Cattle Egrets (Bubuluc ibis) have become established in the U.S. as a well-known species since their immigration from South America in the early 1950's. They have shown themselves to be well-adapted to new environments, and have expanded into most parts of North America. The Air Force has recorded several bird/aircraft strikes with Cattle Egrets, resulting in thousands of dollars in damage and aircraft down time. Behavioral aspects of the birds such as reproduction and feeding, combined with large populations, make Cattle Egrets a particularly bad problem in some areas. One particular Air Force location required extensive measures be taken in order to eliminate a roost site adjacent to an active airfield runway. These methods could provide some insight into dealing effectively with Cattle Egrets near airports. (Author)

  • Supplemental Notes:
    • Paper from the Proceeding of the Conference and Training Workshop on Wildlife Hazards to Aircraft, Held at Charleston, South Carolina on 22-25 May 1984, pp 161-169.
  • Corporate Authors:

    Peer Consultants

    1160 Rockville Pike
    Rockville, MD  United States  20852

    Federal Aviation Administration

    800 Independence Avenue, SW
    Washington, DC  United States  20591
  • Authors:
    • Will, T J
  • Publication Date: 1984-5

Media Info

  • Pagination: 9 p.

Subject/Index Terms

  • TRT Terms: Aircraft; Airports; Birds; Countermeasures; Crashes; Prevention
  • Subject Areas: Aviation; Design; Environment; Highways; Planning and Forecasting; Safety and Human Factors; Security and Emergencies; Terminals and Facilities; Vehicles and Equipment; I21: Planning of Transport Infrastructure;
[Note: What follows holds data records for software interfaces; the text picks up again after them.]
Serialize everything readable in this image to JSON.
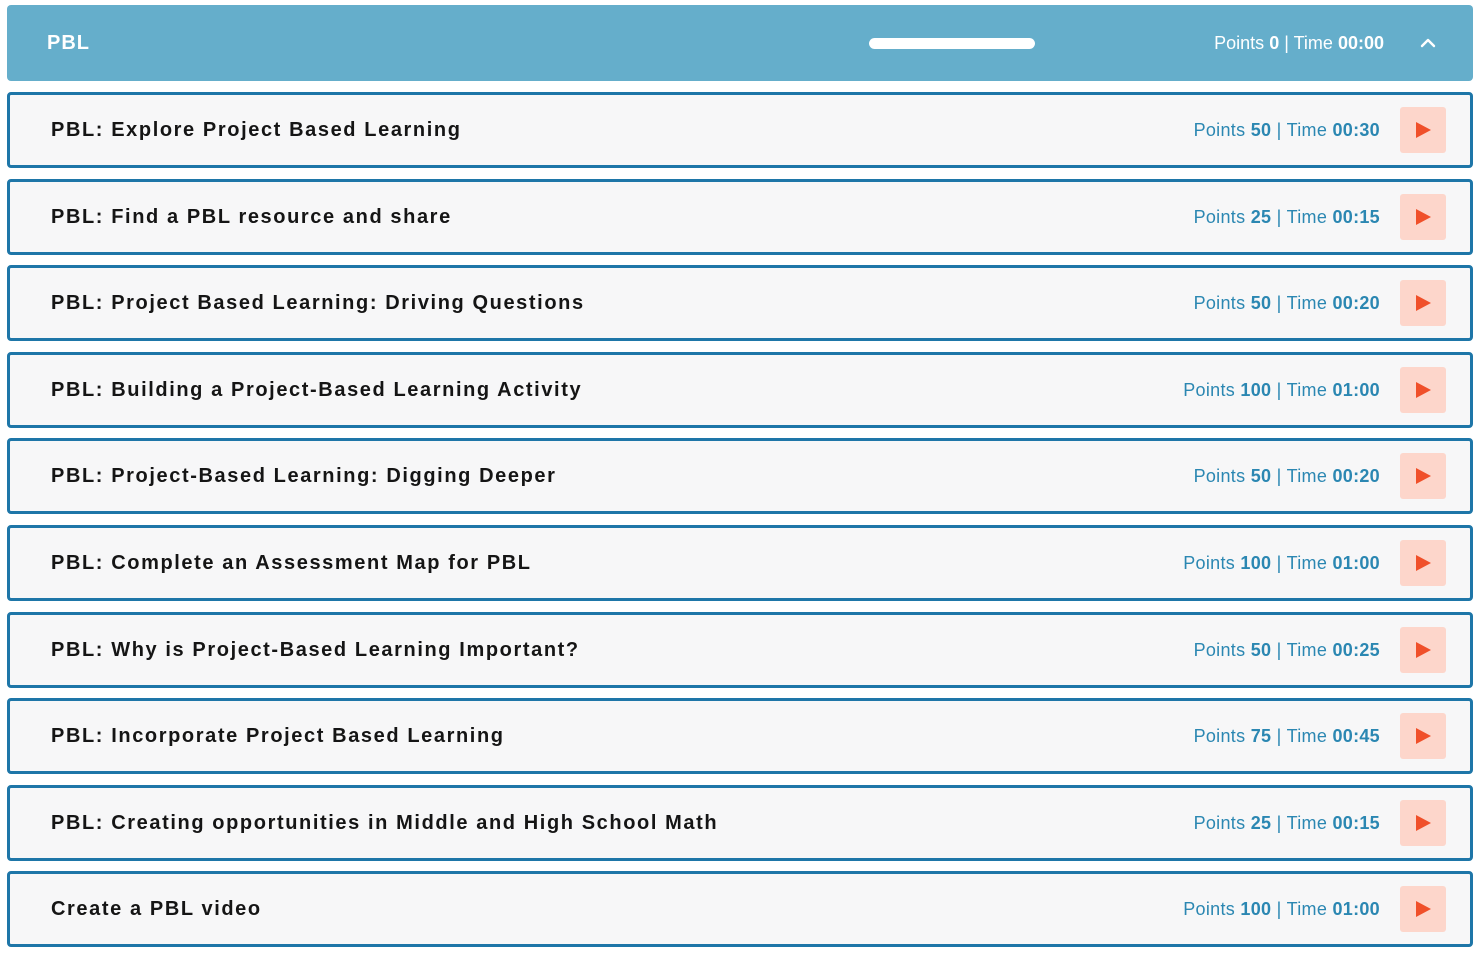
{
  "header": {
    "title": "PBL",
    "progress": 1.0,
    "points_label": "Points",
    "points_value": "0",
    "separator": "|",
    "time_label": "Time",
    "time_value": "00:00",
    "collapse_icon": "chevron-up-icon"
  },
  "items": [
    {
      "name": "PBL: Explore Project Based Learning",
      "points_label": "Points",
      "points": "50",
      "separator": "|",
      "time_label": "Time",
      "time": "00:30",
      "action_icon": "play-icon"
    },
    {
      "name": "PBL: Find a PBL resource and share",
      "points_label": "Points",
      "points": "25",
      "separator": "|",
      "time_label": "Time",
      "time": "00:15",
      "action_icon": "play-icon"
    },
    {
      "name": "PBL: Project Based Learning: Driving Questions",
      "points_label": "Points",
      "points": "50",
      "separator": "|",
      "time_label": "Time",
      "time": "00:20",
      "action_icon": "play-icon"
    },
    {
      "name": "PBL: Building a Project-Based Learning Activity",
      "points_label": "Points",
      "points": "100",
      "separator": "|",
      "time_label": "Time",
      "time": "01:00",
      "action_icon": "play-icon"
    },
    {
      "name": "PBL: Project-Based Learning: Digging Deeper",
      "points_label": "Points",
      "points": "50",
      "separator": "|",
      "time_label": "Time",
      "time": "00:20",
      "action_icon": "play-icon"
    },
    {
      "name": "PBL: Complete an Assessment Map for PBL",
      "points_label": "Points",
      "points": "100",
      "separator": "|",
      "time_label": "Time",
      "time": "01:00",
      "action_icon": "play-icon"
    },
    {
      "name": "PBL: Why is Project-Based Learning Important?",
      "points_label": "Points",
      "points": "50",
      "separator": "|",
      "time_label": "Time",
      "time": "00:25",
      "action_icon": "play-icon"
    },
    {
      "name": "PBL: Incorporate Project Based Learning",
      "points_label": "Points",
      "points": "75",
      "separator": "|",
      "time_label": "Time",
      "time": "00:45",
      "action_icon": "play-icon"
    },
    {
      "name": "PBL: Creating opportunities in Middle and High School Math",
      "points_label": "Points",
      "points": "25",
      "separator": "|",
      "time_label": "Time",
      "time": "00:15",
      "action_icon": "play-icon"
    },
    {
      "name": "Create a PBL video",
      "points_label": "Points",
      "points": "100",
      "separator": "|",
      "time_label": "Time",
      "time": "01:00",
      "action_icon": "play-icon"
    }
  ],
  "colors": {
    "header_bg": "#65aecb",
    "item_border": "#1e76a8",
    "item_bg": "#f7f7f8",
    "meta_text": "#2b87b2",
    "play_bg": "#fdd6cb",
    "play_icon": "#f0502a"
  }
}
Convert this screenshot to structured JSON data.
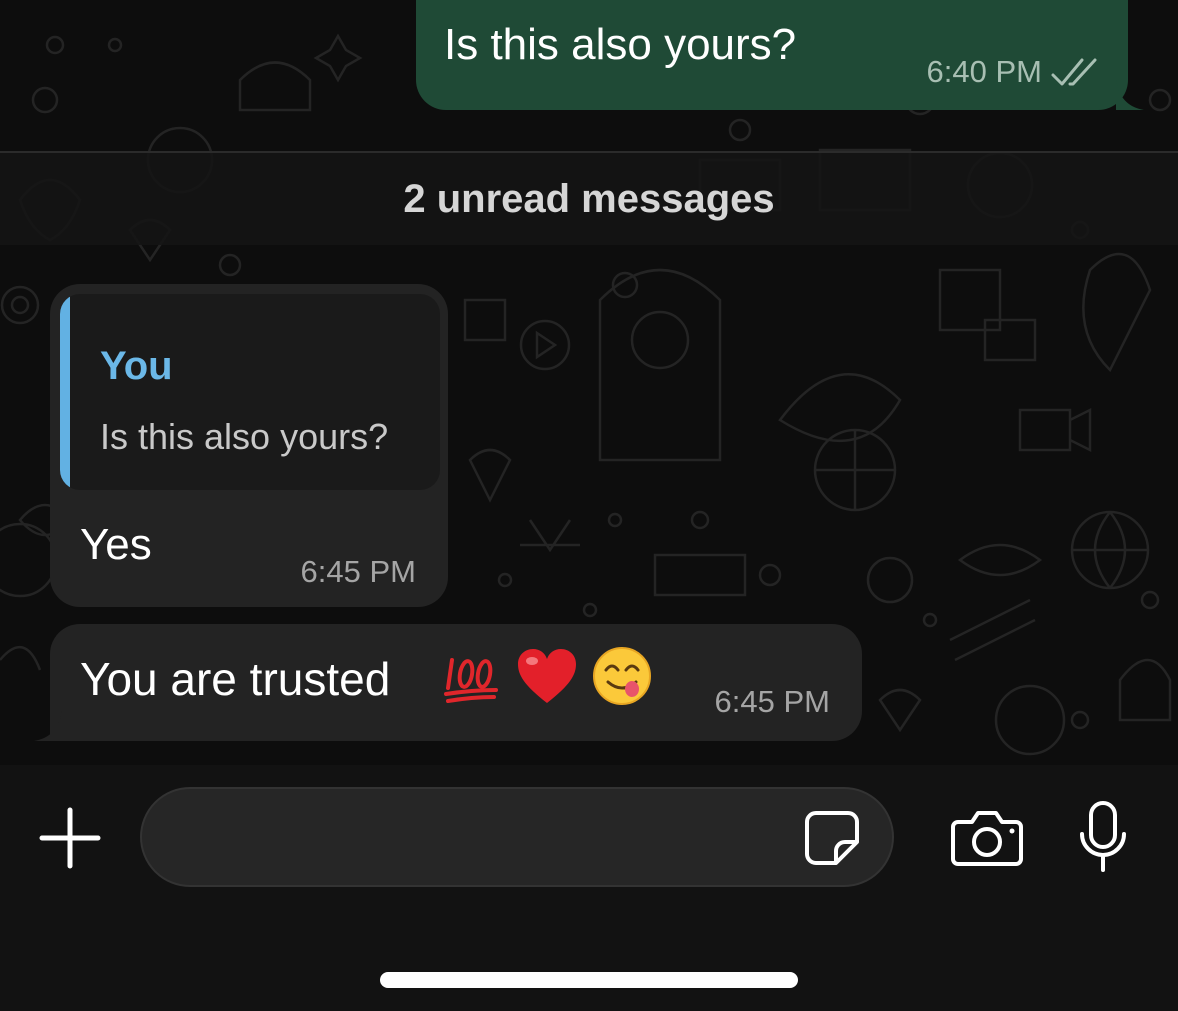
{
  "messages": {
    "outgoing": {
      "text": "Is this also yours?",
      "time": "6:40 PM",
      "status_icon": "double-check-icon"
    },
    "unread_divider": "2 unread messages",
    "reply_message": {
      "quote_author": "You",
      "quote_text": "Is this also yours?",
      "text": "Yes",
      "time": "6:45 PM"
    },
    "trusted_message": {
      "text": "You are trusted",
      "emojis": [
        "hundred-points-emoji",
        "red-heart-emoji",
        "savoring-food-emoji"
      ],
      "time": "6:45 PM"
    }
  },
  "input_bar": {
    "message_value": "",
    "icons": [
      "plus-icon",
      "sticker-icon",
      "camera-icon",
      "microphone-icon"
    ]
  },
  "colors": {
    "outgoing_bubble": "#1f4a36",
    "incoming_bubble": "#232323",
    "quote_accent": "#62b1e3",
    "background": "#0d0d0d"
  }
}
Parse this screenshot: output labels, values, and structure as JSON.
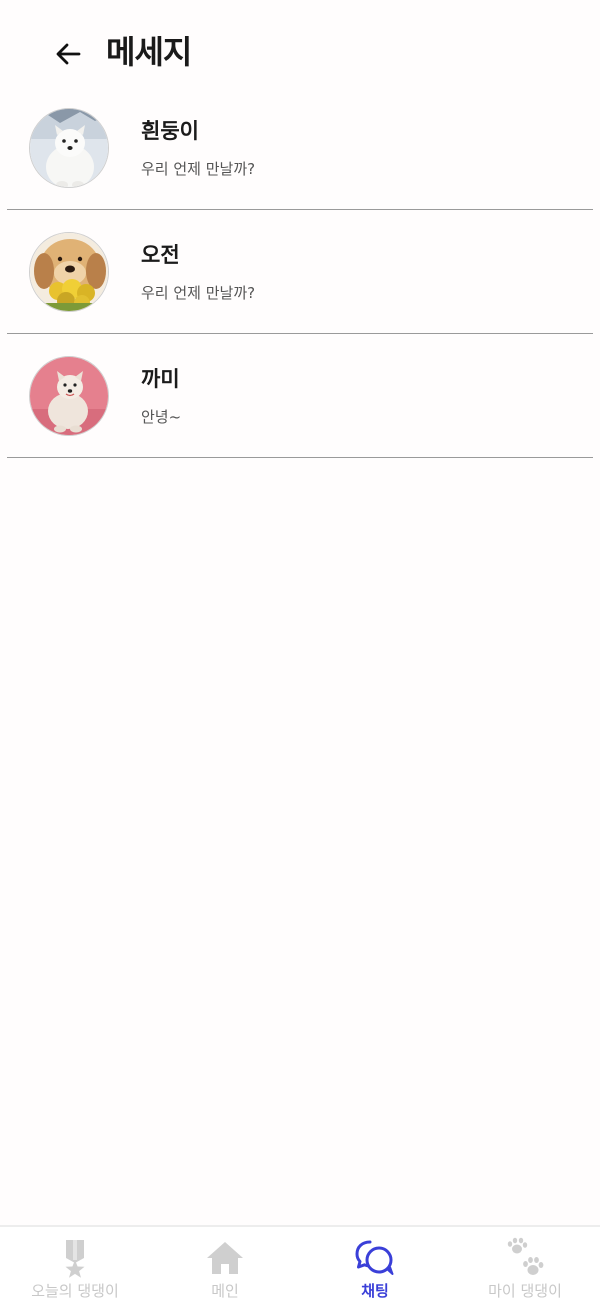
{
  "header": {
    "title": "메세지"
  },
  "chats": [
    {
      "name": "흰둥이",
      "preview": "우리 언제 만날까?"
    },
    {
      "name": "오전",
      "preview": "우리 언제 만날까?"
    },
    {
      "name": "까미",
      "preview": "안녕~"
    }
  ],
  "nav": {
    "items": [
      {
        "label": "오늘의 댕댕이",
        "icon": "medal-icon",
        "active": false
      },
      {
        "label": "메인",
        "icon": "home-icon",
        "active": false
      },
      {
        "label": "채팅",
        "icon": "chat-bubbles-icon",
        "active": true
      },
      {
        "label": "마이 댕댕이",
        "icon": "paw-icon",
        "active": false
      }
    ]
  },
  "colors": {
    "accent": "#3a3fd8",
    "inactive": "#c8c8c8",
    "divider": "#9a9a9a"
  }
}
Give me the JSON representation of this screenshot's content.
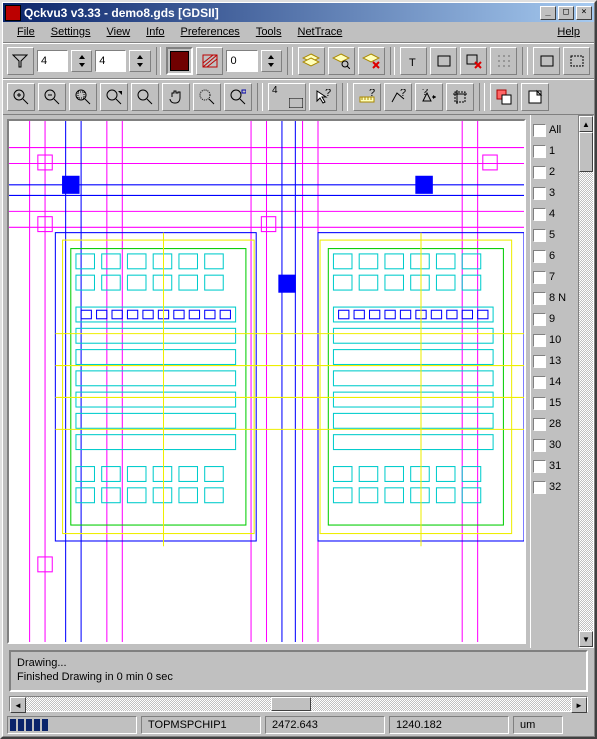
{
  "window": {
    "title": "Qckvu3 v3.33 - demo8.gds [GDSII]"
  },
  "menu": {
    "file": "File",
    "settings": "Settings",
    "view": "View",
    "info": "Info",
    "preferences": "Preferences",
    "tools": "Tools",
    "nettrace": "NetTrace",
    "help": "Help"
  },
  "toolbar1": {
    "field_a": "4",
    "field_b": "4",
    "field_c": "0"
  },
  "toolbar2": {
    "depth": "4"
  },
  "layers": {
    "all": "All",
    "items": [
      "1",
      "2",
      "3",
      "4",
      "5",
      "6",
      "7",
      "8 N",
      "9",
      "10",
      "13",
      "14",
      "15",
      "28",
      "30",
      "31",
      "32"
    ]
  },
  "status": {
    "line1": "Drawing...",
    "line2": "Finished Drawing in 0 min 0 sec"
  },
  "statusbar": {
    "cell": "TOPMSPCHIP1",
    "x": "2472.643",
    "y": "1240.182",
    "unit": "um"
  },
  "icons": {
    "funnel": "funnel-icon",
    "color": "color-well",
    "hatch": "hatch-icon",
    "layers": "layers-icon",
    "layers_find": "layers-find-icon",
    "layers_x": "layers-x-icon",
    "text_tool": "text-tool-icon",
    "rect_tool": "rect-tool-icon",
    "rect_x": "rect-x-icon",
    "dotgrid": "dotgrid-icon",
    "rect_open": "rect-open-icon",
    "marquee": "marquee-icon",
    "zoom_plus": "zoom-plus-icon",
    "zoom_minus": "zoom-minus-icon",
    "zoom_area": "zoom-area-icon",
    "zoom_arrow": "zoom-arrow-icon",
    "zoom": "zoom-icon",
    "pan": "pan-hand-icon",
    "zoom_dotted": "zoom-dotted-icon",
    "zoom_extents": "zoom-extents-icon",
    "depth": "depth-icon",
    "pointer_q": "pointer-query-icon",
    "ruler_q": "ruler-query-icon",
    "path_q": "path-query-icon",
    "convert_q": "convert-query-icon",
    "crop": "crop-icon",
    "overlay": "overlay-icon",
    "note": "note-icon"
  }
}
Filing Info

  • Accession Number: 00394869
  • Record Type: Publication
  • Report/Paper Numbers: DOT-FAA-AAS-84-1, AD-A148 330
  • Contract Numbers: DTFA01-83-R-11287
  • Files: TRIS, USDOT
  • Created Date: Oct 31 1985 12:00AM